Once a year, I stage an exhibition with undergraduate students of my module “Curating an Exhibition” at the School of Art, Aberystwyth University. The student curators choose objects from the School’s collection, which, over a period of about three months, they research, interpret and narratively arrange in relation to a given theme. The theme for the 2018 exhibition (on show from 21 May until 28 September) is “Sea Change.” The idea for it came to me watching CNN, where the phrase is frequently heard in promotional spots for Fareed Zakaria’s program. What, I thought, would happen if we considered the literal meanings of each part of the phrase to examine how life along the coast is transformed and transforming as a result of environmental and socio-political developments.
As always, the narrative evolved gradually, shaped by the objects selected by the exhibition curators. This is the text panel introducing the exhibition:
‘Sea change’ is one of the many expressions introduced to the English language by Shakespeare. It appears in The Tempest as a reference to death – and transformation – by drowning.
This exhibition of works from the School of Art collection explores both the metaphorical and the literal meanings of the phrase.
Today, ‘sea change’ is widely used to suggest moments of upheaval and reorientation. It may denote the end of a personal relationship or a geopolitical shift affecting the lives of millions. Whatever its measurable repercussions, ‘sea change’ is always felt to be profound.
Change may be dreaded or desired. It can mean at once breakdown and a chance for renewal. The storm that wrecks a ship and lays waste to dreams brings firewood to the beachcomber.

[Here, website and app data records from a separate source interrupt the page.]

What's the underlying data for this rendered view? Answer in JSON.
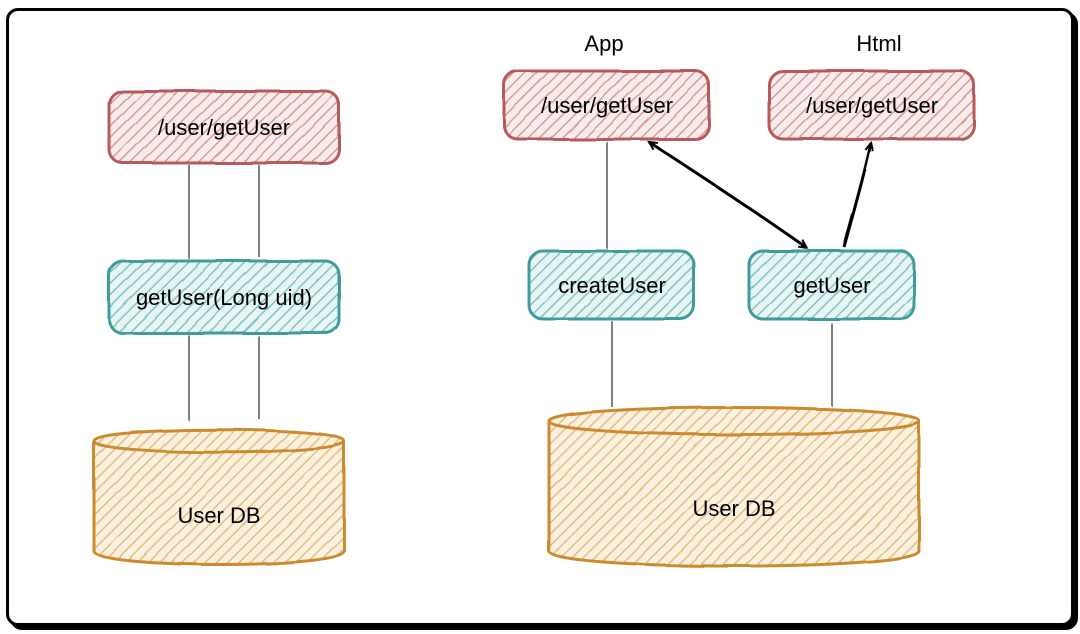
{
  "diagram": {
    "left": {
      "endpoint": "/user/getUser",
      "service": "getUser(Long uid)",
      "db": "User DB"
    },
    "right": {
      "titleApp": "App",
      "titleHtml": "Html",
      "endpointApp": "/user/getUser",
      "endpointHtml": "/user/getUser",
      "serviceCreate": "createUser",
      "serviceGet": "getUser",
      "db": "User DB"
    },
    "colors": {
      "red": "#c05050",
      "redFill": "#f8e6e6",
      "teal": "#3f9b9b",
      "tealFill": "#d8eeee",
      "orange": "#d99a3f",
      "orangeFill": "#f7e6cc"
    }
  }
}
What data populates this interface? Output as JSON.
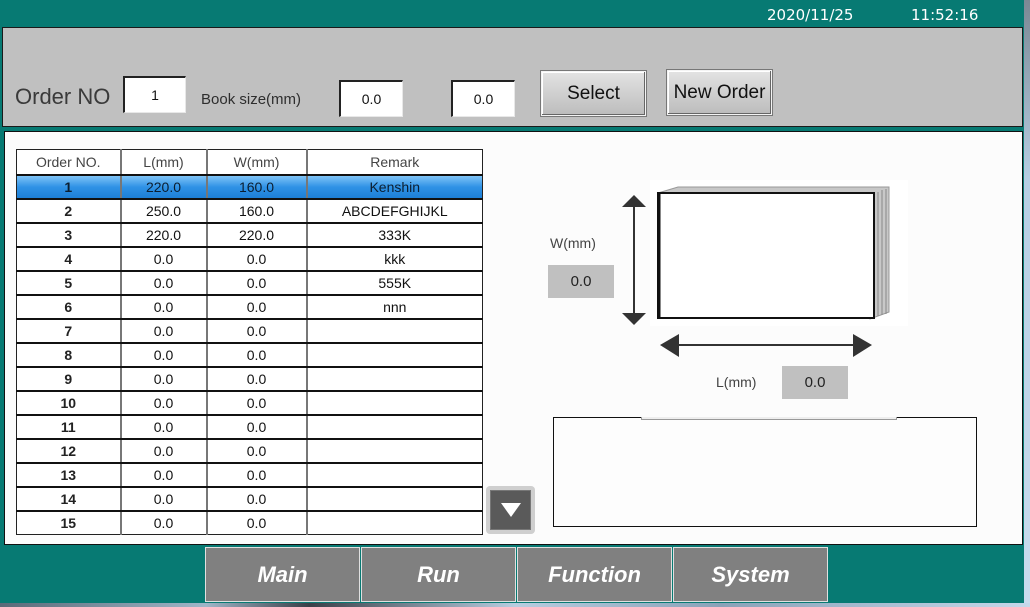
{
  "status_bar": {
    "date": "2020/11/25",
    "time": "11:52:16"
  },
  "header": {
    "order_no_label": "Order NO",
    "order_no_value": "1",
    "book_size_label": "Book size(mm)",
    "book_size_l_value": "0.0",
    "book_size_w_value": "0.0",
    "select_label": "Select",
    "new_order_label": "New Order"
  },
  "table": {
    "columns": [
      "Order NO.",
      "L(mm)",
      "W(mm)",
      "Remark"
    ],
    "selected_row": 0,
    "rows": [
      {
        "no": "1",
        "l": "220.0",
        "w": "160.0",
        "remark": "Kenshin"
      },
      {
        "no": "2",
        "l": "250.0",
        "w": "160.0",
        "remark": "ABCDEFGHIJKL"
      },
      {
        "no": "3",
        "l": "220.0",
        "w": "220.0",
        "remark": "333K"
      },
      {
        "no": "4",
        "l": "0.0",
        "w": "0.0",
        "remark": "kkk"
      },
      {
        "no": "5",
        "l": "0.0",
        "w": "0.0",
        "remark": "555K"
      },
      {
        "no": "6",
        "l": "0.0",
        "w": "0.0",
        "remark": "nnn"
      },
      {
        "no": "7",
        "l": "0.0",
        "w": "0.0",
        "remark": ""
      },
      {
        "no": "8",
        "l": "0.0",
        "w": "0.0",
        "remark": ""
      },
      {
        "no": "9",
        "l": "0.0",
        "w": "0.0",
        "remark": ""
      },
      {
        "no": "10",
        "l": "0.0",
        "w": "0.0",
        "remark": ""
      },
      {
        "no": "11",
        "l": "0.0",
        "w": "0.0",
        "remark": ""
      },
      {
        "no": "12",
        "l": "0.0",
        "w": "0.0",
        "remark": ""
      },
      {
        "no": "13",
        "l": "0.0",
        "w": "0.0",
        "remark": ""
      },
      {
        "no": "14",
        "l": "0.0",
        "w": "0.0",
        "remark": ""
      },
      {
        "no": "15",
        "l": "0.0",
        "w": "0.0",
        "remark": ""
      }
    ],
    "scroll_icon": "triangle-down-icon"
  },
  "dimensions": {
    "w_label": "W(mm)",
    "w_value": "0.0",
    "l_label": "L(mm)",
    "l_value": "0.0"
  },
  "message_box": {
    "text": ""
  },
  "nav": {
    "items": [
      {
        "label": "Main"
      },
      {
        "label": "Run"
      },
      {
        "label": "Function"
      },
      {
        "label": "System"
      }
    ]
  },
  "colors": {
    "frame_teal": "#077a73",
    "panel_gray": "#c0c0c0",
    "selected_row_blue": "#2f92e6",
    "nav_button_gray": "#808080"
  }
}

The engines that turned villages into mill towns also transported workers to holidays by the sea.
Many aspects of modern society were shaped in the Victorian era. Seaside towns like Aberystwyth owed their transformation to the Industrial Revolution. Since then, our coastal communities have continued to adapt. New challenges, from Global Warming to Brexit, lie ahead as Wales is celebrating the ‘Year of the Sea.’

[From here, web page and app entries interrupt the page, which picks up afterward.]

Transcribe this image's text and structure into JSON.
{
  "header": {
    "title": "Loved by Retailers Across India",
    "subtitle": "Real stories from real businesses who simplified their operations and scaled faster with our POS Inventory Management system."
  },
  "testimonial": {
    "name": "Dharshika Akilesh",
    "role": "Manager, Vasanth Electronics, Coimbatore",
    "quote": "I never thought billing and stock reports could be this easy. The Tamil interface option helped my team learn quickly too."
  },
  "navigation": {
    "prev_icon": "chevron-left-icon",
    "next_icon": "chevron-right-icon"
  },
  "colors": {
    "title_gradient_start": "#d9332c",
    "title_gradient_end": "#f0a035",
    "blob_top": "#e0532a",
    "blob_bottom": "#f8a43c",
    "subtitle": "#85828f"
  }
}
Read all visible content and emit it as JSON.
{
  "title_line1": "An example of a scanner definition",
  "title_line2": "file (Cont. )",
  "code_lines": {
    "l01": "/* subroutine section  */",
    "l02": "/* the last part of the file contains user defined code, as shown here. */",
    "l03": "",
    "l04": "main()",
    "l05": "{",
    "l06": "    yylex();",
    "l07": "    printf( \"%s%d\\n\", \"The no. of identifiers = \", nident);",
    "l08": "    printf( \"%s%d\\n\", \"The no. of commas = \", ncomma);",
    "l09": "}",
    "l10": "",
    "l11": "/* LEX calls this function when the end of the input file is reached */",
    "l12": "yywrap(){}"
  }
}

The prints, paintings, photographs and ceramics on display encourage us to consider what we gain or lose through stability and change.
Artists whose works are featured in this exhibition include Jean-Antoine Théodore Gudin (1802–1880), Honoré Daumier (1808–1879), Wilhelm Kümpel (1822–1880), Hans Saebens (1895 – 1969), Carlo Bevilacqua (1900 – 1988), Gertrude Hermes (1901–1983), Keith Vaughan (1912 – 1977), Robert Tavener (1920–2004), Gwyn Martin (1921 – 2001), John Vivian Roberts (1923–2003), Bernard Cheese (1925–2013), Terry Bell-Hughes (b. 1939), Chris Penn (1943–2014), Alistair Crawford (b. 1945), Paul Scott (b. 1953), and Kate Malone (b. 1959).
Curators: Lauren Evans, Gerry McGandy, Mike Kirton, Clodagh Metcalfe, Sophie Mockett, Ivy Napp, John Roberts, and Michelle Seifert; with support from Harry Heuser (text and concept) and Neil Holland (staging and design). Additional assistance by Karen Westendorf